**Task objective:** Find the word "icon" in the data, then copy each line where it is found.

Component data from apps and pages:
————————

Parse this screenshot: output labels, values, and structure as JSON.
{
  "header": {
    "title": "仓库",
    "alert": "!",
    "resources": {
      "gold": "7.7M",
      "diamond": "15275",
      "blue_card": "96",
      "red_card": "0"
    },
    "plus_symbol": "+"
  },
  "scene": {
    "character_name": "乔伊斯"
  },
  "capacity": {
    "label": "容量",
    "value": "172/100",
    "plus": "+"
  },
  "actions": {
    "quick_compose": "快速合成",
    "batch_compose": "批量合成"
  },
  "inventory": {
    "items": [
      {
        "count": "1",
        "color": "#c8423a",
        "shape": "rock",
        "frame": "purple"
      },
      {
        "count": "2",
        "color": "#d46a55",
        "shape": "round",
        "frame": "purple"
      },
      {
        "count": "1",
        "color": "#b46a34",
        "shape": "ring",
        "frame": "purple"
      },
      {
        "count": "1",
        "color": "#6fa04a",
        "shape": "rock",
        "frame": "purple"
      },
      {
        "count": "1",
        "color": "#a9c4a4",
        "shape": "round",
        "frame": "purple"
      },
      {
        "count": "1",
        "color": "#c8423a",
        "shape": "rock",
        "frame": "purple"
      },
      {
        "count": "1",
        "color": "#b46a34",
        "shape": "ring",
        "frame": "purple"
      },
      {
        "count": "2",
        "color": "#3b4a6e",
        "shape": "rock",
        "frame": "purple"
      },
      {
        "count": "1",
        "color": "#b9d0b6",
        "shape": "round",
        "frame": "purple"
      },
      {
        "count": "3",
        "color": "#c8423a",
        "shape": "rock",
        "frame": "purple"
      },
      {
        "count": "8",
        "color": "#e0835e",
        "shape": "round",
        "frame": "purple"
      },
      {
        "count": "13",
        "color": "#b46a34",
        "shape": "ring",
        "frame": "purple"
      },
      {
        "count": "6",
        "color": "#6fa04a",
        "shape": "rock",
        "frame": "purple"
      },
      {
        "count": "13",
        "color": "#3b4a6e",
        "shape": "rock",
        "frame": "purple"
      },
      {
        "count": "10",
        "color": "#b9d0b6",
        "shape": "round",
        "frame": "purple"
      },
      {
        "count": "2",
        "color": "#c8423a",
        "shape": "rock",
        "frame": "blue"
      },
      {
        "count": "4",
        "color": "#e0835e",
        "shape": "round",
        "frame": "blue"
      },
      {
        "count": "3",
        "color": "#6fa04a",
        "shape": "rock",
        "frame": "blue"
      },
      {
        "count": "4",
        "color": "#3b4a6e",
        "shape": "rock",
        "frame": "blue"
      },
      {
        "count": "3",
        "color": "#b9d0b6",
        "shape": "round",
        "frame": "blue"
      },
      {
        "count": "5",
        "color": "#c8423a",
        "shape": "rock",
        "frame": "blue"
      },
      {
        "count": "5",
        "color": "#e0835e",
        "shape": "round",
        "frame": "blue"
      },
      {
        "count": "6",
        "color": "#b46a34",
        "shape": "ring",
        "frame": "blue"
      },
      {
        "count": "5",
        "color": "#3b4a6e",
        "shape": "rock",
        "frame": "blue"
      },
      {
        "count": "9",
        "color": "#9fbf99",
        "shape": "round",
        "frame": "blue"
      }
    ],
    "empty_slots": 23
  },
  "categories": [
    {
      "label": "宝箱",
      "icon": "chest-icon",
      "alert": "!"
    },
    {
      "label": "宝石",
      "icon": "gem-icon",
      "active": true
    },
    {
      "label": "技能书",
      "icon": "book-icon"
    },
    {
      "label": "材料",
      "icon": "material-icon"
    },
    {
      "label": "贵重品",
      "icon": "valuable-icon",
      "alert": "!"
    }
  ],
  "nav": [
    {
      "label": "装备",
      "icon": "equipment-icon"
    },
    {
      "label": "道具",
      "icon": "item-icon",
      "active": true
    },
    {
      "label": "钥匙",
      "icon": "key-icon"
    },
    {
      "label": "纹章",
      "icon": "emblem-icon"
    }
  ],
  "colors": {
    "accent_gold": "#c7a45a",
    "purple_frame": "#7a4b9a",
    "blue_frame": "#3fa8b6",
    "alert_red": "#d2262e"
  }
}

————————

**Expected answer:**
      "icon": "chest-icon",
      "icon": "gem-icon",
      "icon": "book-icon"
      "icon": "material-icon"
      "icon": "valuable-icon",
      "icon": "equipment-icon"
      "icon": "item-icon",
      "icon": "key-icon"
      "icon": "emblem-icon"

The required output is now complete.